Prolific writer Ann Cleeves has said the murder-and-punishment structure of crime fiction is reassuring in a time of political chaos.
The creator of North East detective Vera and the Shetland stories, Cleeves said the restoration even in the darkest crime novels is comforting for readers in an age of confusion.
Cleeves said that writing genre fiction has also given her comfort and stability after she was diagnosed with cancer, and her late husband lapsed into serious depression.
The author, who has penned more than 30 books at a rate of almost one per year, writes about crime in communities that she believes can offer an escape for readers.
Speaking on BBC Radio 4’s Desert Island discs, she told host Lauren Laverne: “In some sense, in this time of confusion and chaos that we’re living through, there is something very reassuring about traditional crime fiction – order restored at the end, justice seen to be done.

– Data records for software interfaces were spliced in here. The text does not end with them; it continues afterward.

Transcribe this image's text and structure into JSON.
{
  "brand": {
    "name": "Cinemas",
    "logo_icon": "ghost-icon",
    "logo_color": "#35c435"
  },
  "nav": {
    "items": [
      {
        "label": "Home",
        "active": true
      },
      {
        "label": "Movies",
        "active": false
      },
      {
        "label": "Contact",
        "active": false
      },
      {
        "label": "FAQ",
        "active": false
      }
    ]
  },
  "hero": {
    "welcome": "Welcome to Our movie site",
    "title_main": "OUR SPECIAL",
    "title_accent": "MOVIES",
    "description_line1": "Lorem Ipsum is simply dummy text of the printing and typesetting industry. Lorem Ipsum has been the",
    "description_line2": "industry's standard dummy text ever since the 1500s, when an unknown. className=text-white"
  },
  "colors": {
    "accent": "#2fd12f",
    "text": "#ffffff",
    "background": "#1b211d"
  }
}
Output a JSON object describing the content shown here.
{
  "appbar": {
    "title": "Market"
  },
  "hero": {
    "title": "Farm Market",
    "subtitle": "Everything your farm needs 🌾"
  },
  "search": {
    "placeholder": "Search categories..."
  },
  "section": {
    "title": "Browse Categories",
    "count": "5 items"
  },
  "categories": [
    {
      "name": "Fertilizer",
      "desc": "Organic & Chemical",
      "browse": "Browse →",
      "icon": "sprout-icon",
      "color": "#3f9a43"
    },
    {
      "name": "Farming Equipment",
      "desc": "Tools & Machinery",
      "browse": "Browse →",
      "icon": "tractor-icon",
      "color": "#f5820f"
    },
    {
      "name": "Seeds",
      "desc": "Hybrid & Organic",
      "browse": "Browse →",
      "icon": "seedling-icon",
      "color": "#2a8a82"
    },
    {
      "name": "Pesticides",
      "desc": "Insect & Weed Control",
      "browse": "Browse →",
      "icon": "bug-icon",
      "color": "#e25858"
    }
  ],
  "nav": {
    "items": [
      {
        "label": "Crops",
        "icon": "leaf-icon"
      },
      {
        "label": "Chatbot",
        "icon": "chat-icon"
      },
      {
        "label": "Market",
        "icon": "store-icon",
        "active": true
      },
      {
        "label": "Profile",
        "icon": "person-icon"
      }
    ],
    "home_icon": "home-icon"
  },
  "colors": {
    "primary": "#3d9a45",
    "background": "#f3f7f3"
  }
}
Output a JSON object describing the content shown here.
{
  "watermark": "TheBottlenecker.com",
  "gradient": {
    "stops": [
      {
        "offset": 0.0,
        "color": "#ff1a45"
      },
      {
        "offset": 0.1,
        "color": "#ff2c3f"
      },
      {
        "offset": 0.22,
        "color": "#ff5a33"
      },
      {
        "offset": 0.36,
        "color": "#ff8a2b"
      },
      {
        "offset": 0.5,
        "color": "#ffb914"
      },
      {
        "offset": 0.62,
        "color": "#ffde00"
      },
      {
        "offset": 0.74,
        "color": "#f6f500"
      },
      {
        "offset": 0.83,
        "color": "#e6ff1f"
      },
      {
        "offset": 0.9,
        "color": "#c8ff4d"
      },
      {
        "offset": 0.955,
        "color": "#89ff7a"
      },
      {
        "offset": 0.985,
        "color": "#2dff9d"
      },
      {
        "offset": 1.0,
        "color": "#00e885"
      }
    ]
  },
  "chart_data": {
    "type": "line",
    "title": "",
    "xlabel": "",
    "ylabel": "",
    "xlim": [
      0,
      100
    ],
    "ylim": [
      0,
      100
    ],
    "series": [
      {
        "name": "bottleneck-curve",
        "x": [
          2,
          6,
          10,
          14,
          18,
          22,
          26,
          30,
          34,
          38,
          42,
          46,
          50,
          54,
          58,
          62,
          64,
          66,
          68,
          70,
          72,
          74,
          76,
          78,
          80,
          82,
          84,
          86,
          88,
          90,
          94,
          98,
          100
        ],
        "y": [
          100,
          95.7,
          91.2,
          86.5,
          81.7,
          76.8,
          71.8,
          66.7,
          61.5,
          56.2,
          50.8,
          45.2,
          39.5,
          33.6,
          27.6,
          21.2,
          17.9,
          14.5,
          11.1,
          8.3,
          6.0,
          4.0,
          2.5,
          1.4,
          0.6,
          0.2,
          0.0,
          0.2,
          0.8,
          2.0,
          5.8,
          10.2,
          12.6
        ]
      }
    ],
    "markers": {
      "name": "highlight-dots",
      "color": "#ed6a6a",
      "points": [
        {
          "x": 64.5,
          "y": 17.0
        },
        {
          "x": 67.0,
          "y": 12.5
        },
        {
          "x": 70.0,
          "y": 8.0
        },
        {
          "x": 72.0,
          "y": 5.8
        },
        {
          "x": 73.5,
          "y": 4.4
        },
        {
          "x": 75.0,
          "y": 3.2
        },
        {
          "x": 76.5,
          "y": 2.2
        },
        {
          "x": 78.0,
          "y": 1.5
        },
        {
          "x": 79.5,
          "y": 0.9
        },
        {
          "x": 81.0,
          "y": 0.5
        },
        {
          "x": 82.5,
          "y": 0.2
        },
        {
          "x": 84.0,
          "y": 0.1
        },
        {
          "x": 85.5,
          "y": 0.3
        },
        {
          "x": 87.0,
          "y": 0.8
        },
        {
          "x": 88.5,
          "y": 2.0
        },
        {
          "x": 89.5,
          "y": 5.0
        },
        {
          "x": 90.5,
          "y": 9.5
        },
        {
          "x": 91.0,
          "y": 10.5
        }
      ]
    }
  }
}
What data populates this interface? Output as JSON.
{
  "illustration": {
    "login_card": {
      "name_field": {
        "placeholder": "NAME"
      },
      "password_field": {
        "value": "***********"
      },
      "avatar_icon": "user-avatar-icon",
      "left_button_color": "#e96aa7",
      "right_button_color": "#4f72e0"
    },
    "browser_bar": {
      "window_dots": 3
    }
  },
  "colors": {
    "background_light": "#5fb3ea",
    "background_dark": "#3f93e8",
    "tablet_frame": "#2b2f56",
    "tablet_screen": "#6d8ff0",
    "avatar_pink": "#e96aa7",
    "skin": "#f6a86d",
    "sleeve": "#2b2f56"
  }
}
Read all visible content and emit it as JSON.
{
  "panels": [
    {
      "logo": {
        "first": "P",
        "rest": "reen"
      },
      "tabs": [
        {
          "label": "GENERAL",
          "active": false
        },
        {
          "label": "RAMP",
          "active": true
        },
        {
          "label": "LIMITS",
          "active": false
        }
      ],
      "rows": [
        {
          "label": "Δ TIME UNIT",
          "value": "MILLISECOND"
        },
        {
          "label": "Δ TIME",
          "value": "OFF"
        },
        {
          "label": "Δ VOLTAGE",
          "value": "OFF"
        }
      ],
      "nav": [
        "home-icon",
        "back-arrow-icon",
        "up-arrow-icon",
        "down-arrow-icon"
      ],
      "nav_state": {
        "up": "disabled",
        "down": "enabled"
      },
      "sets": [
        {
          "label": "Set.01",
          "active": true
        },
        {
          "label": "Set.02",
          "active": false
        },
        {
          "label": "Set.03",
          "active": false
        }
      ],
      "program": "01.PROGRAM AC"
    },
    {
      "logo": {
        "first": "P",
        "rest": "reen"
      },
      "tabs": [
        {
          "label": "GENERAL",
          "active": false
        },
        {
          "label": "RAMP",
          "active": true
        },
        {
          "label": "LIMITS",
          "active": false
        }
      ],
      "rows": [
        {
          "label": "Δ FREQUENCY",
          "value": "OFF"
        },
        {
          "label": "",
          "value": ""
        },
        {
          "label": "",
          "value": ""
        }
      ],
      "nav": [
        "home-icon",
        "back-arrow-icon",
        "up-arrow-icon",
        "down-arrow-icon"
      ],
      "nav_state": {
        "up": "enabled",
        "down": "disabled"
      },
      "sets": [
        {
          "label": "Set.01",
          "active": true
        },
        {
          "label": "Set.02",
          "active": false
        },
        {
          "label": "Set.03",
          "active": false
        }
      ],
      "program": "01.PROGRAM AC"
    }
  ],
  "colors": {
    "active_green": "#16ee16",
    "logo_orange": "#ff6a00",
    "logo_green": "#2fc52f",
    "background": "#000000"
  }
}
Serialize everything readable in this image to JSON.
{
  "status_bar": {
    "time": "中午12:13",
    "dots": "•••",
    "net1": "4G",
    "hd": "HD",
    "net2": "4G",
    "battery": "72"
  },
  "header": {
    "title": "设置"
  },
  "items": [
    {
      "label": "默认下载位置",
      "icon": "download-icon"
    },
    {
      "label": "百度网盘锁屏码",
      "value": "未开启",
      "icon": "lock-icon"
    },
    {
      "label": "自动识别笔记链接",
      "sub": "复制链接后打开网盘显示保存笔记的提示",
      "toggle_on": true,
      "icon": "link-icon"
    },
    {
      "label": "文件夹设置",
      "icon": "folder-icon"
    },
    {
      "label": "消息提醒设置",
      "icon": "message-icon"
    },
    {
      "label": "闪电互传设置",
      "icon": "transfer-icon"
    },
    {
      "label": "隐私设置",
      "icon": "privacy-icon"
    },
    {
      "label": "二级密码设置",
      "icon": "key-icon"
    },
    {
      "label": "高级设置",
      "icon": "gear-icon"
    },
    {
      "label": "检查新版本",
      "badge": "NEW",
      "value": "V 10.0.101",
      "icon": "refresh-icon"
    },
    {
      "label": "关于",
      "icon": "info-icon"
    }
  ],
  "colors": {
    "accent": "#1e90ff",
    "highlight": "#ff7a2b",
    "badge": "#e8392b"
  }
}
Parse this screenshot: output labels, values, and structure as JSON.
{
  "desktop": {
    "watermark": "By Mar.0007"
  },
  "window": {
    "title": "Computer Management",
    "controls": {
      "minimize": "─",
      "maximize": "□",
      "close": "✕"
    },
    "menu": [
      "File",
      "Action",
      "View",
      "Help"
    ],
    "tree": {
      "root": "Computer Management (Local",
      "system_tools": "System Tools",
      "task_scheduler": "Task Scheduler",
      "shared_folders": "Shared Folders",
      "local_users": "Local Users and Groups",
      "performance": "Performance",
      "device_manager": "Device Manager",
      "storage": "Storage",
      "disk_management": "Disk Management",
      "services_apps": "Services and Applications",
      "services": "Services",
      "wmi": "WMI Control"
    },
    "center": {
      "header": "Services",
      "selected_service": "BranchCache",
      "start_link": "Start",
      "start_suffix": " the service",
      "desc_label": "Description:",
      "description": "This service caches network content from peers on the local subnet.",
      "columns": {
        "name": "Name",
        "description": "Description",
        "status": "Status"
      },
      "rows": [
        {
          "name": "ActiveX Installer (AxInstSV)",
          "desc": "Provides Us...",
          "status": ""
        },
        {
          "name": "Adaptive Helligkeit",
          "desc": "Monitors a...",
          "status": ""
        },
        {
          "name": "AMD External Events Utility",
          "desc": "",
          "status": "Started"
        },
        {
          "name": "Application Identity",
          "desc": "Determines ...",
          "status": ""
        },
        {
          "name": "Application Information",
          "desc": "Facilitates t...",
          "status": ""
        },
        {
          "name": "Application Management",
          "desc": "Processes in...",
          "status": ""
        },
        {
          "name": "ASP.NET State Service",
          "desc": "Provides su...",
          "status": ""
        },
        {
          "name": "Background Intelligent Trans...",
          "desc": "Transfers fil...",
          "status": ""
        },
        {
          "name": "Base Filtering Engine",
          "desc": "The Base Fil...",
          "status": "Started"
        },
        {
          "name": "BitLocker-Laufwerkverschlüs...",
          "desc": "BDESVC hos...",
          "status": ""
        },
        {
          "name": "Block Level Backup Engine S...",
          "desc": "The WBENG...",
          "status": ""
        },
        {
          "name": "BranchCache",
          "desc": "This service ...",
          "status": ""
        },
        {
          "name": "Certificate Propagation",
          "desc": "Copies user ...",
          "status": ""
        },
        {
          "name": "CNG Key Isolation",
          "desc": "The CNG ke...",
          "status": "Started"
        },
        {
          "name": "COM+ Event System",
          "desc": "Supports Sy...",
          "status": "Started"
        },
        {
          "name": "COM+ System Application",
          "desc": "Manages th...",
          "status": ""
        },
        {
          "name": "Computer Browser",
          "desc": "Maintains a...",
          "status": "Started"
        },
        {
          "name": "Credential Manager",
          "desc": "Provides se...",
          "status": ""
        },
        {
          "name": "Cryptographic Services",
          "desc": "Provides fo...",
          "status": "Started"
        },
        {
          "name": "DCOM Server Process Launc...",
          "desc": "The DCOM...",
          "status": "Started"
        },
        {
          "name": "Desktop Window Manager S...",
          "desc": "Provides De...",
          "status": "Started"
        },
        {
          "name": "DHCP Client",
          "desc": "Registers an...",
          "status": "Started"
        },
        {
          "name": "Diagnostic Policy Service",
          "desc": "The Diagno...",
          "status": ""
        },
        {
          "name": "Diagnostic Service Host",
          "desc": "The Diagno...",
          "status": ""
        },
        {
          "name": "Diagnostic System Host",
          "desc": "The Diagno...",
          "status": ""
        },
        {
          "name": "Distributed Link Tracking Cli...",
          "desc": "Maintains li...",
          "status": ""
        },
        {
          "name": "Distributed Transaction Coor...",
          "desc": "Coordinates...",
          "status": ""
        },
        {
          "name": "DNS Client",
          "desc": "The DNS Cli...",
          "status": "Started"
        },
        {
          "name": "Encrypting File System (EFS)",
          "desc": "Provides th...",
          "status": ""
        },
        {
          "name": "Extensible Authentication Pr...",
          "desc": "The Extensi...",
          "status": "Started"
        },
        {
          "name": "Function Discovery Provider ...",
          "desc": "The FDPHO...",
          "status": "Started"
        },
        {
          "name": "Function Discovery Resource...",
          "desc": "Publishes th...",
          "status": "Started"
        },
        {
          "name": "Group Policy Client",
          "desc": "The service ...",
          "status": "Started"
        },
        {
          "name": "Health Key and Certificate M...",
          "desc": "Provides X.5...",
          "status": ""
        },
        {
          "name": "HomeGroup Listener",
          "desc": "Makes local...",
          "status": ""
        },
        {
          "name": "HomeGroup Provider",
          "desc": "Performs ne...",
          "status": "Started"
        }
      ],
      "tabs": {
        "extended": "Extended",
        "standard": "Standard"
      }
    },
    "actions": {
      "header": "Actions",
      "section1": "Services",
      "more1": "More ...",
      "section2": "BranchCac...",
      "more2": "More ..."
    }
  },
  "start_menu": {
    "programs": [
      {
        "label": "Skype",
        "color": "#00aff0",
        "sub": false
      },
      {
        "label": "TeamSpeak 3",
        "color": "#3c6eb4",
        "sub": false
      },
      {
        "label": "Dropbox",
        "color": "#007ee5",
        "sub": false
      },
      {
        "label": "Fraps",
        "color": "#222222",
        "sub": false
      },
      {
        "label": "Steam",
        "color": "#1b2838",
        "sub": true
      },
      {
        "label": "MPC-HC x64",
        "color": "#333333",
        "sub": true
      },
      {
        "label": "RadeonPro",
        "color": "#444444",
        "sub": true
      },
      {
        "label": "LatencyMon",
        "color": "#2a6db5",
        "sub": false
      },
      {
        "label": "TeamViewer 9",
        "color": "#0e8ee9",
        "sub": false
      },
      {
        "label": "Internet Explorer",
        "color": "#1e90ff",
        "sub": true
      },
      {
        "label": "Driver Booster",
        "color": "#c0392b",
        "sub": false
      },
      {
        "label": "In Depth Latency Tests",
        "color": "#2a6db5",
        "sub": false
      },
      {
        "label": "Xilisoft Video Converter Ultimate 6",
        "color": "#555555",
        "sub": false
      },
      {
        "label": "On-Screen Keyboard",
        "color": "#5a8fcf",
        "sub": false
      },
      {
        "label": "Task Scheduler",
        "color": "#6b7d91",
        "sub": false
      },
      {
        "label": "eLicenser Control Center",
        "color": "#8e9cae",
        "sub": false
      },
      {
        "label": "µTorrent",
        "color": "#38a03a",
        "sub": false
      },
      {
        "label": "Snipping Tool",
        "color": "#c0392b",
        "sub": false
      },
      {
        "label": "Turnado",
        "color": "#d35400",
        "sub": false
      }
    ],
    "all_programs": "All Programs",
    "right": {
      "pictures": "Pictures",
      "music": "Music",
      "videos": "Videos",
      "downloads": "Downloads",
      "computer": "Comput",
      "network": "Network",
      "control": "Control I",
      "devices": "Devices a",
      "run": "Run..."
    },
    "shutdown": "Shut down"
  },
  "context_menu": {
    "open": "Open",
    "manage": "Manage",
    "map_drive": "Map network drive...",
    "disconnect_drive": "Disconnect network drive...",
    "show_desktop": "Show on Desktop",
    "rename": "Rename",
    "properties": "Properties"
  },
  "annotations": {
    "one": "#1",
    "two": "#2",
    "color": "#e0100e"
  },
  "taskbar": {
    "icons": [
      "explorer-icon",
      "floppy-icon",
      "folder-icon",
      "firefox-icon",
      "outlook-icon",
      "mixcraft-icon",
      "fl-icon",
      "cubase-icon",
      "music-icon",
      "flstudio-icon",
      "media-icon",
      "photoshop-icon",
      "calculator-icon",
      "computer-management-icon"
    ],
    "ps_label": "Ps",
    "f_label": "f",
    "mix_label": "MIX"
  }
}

“Certainly the sort of crime fiction which I write, which is quiet and domestic, can be escapist. If there are all these dreadful things happening in the world, you can focus on a particular family or a particular small community.”
Country-born Cleeves has maintained a deliberately non-metropolitan life since leaving community work in London for the Shetland islands, where she met her husband Tim.
The writer was diagnosed with cancer in her early 30s, and faced the struggle of watching her husband being consumed by depression and alarming delusions.
She said: “There were times where I would be lying next to Tim in bed and it felt like I was lying next to a stranger. I didn’t know him.
“I remember going in [to hospital], and one of the charge nurses said ‘don’t worry we’ll get him back for you’, and not really believing her. But they did get him back and he was properly diagnosed.
“There were times where he thought he was Jesus and he could cure the neighbour’s cat. But they did get him back.”
Writing was again a comfort in a time of her own personal chaos, and she said her husband’s lapses in mental health were educational for her daughters.
She said: “It was escape again. My way of staying well was by writing. We had so much fun, even when he was bonkers.”
Cleeves said that the role of women has changed in crime fiction, with female characters increasingly prominent and fewer appearances on the page as “the wife, the victim, the prostitute”.
The author worked with murderers in her early career as a probation officer, and has downplayed the role of death in her work, with no interest in centring the action around violent people she found to be deplorable in real life.
She said of her former job: “I did meet murderers, because I had lifers on my case list. It wasn’t really surprising that most murderers are really pathetic inadequate little men. I didn’t stick it for very long.”
The full interview with Cleeves can be heard on Desert Island Discs at 11.15am on Sunday on BBC Radio 4 and BBC Sounds.